Stand up, even if you don’t have addiction issue, as a fellow human being, and be compassionate, be kind, and that kindness could help a person more than you could possibly understand.

Have an inspiring story about recovery?  Please share it!  Post it in the comments, post it when you share this blog, post it in no relation to this blog whatsoever!  Be a voice that helps lead another person into recovery!

Catching Up and Remembering

It has been one hell of a 7 days.

Let’s start with the good things.  I have an amazing family, specifically my close family including my friends and adopted family.  And even more specifically, my daughter.  She went through a weekend full of a funeral, zoos, fireworks, and new people like a little queen.  She charmed new people and made me proud to be her mother.  I actually almost had to apologize for her giving too many hugs.
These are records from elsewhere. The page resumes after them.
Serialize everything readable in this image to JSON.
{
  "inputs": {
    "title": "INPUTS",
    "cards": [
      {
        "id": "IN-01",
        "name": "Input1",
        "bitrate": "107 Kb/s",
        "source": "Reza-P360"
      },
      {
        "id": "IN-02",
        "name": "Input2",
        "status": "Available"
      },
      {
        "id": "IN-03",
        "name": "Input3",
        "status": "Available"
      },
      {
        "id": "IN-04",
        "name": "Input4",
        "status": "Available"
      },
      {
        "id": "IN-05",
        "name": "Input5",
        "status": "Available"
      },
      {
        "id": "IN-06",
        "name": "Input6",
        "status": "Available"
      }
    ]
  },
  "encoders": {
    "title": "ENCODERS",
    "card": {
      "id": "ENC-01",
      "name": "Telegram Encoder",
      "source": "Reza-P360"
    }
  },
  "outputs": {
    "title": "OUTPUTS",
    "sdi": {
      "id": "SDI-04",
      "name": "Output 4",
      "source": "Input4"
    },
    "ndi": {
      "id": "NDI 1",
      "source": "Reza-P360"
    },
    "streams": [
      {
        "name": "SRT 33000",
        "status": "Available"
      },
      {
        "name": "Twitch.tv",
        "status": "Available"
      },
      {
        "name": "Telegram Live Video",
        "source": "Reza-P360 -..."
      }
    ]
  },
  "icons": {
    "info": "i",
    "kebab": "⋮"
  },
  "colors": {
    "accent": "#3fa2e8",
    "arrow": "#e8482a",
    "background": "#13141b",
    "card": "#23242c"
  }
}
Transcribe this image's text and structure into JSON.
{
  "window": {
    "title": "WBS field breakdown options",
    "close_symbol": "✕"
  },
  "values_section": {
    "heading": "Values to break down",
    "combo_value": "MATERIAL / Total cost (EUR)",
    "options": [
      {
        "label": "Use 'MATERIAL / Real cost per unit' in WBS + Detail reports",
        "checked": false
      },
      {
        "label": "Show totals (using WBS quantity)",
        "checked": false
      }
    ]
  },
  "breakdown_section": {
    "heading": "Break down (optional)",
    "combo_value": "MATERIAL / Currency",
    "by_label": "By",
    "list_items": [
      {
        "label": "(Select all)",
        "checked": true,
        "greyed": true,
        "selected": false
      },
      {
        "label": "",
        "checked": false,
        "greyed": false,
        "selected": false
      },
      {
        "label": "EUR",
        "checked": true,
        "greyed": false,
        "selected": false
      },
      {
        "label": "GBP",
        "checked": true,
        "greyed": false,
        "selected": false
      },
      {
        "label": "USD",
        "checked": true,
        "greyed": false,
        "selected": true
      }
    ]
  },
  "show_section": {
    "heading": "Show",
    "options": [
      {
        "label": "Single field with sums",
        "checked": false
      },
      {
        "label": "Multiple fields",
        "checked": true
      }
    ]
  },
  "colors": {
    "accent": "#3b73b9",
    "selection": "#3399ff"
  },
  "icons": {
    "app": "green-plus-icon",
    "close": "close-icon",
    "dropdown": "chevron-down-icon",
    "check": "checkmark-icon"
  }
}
Of all things….  Also, my family who I clung to through a pretty interesting week and who lets me hug them too much.  Sensing a pattern here?  Whimzy’s hugging was because she was excited to meet new “cousins” and mine was because I needed some physical support.

And hey!  Guess what?!?  I hit 90 days sober within the last week.  It has been an amazing journey and while my 4th of July weekend may not have been full of drunken shenanigans, it definitely was full of fond memories, watching the people in my life grow, and a motorcycle ride that I actually remember!  Here is to more memories that won’t be blocked by booze 🙂

On the flip side of things, there is quite a bit of confusion in my emotional state right now. My childhood and adolescence had many events, people, and situations that I have not dealt with psychologically yet.  They sit, ignored and probably festering as I learn how to deal with day to day stresses.  Well, one was violently brought to the forefront of my mind over the past week and is making me deal with it.  There is hurt, sadness, happiness, hope, and a sense of loss that I am having trouble rectifying into one coherent train of thought.  I suppose, this is what I pay somebody to help me figure out.  I like to think of my therapist as a detangler of thoughts.  Maybe I should tell him that and he can add it to his resume.  I made it through this upheaval pretty well. I cried, dealt with it in a healthy manner, did some writing, and got through it.  Now I have to deal with the conflict in my mind.  And at this point, some intensive therapy would be great.  And there is this great program that would provide just that, unfortunately, my insurance is being ridiculous and I do not know if I am covered for it, so I can’t begin the treatment.  Lovely.

Here comes the crash.  I got through the trigger event without having a meltdown or drinking.  I got through the social events that followed.  Now that my guard is down a bit, I can feel the overwhelming emotions peeking though.

Here is the thing, though:  I can control this.  I do not have to let my emotions and my cognitive dissonance control me.  I can make the decision to think through my thoughts and emotions logically and piece together a way to deal with repercussions of life and move forward.  I can reach out for support and expect it to be there.  It might be difficult and it may be a bit of a process, but I will do it.  It is just an opportunity to heal old wounds and become stronger.

Anybody have any ideas on dealing with old emotional trauma resurfacing or on grief?  Share your stories, ideas, and advice.  You could help somebody else out there with your wisdom and strength!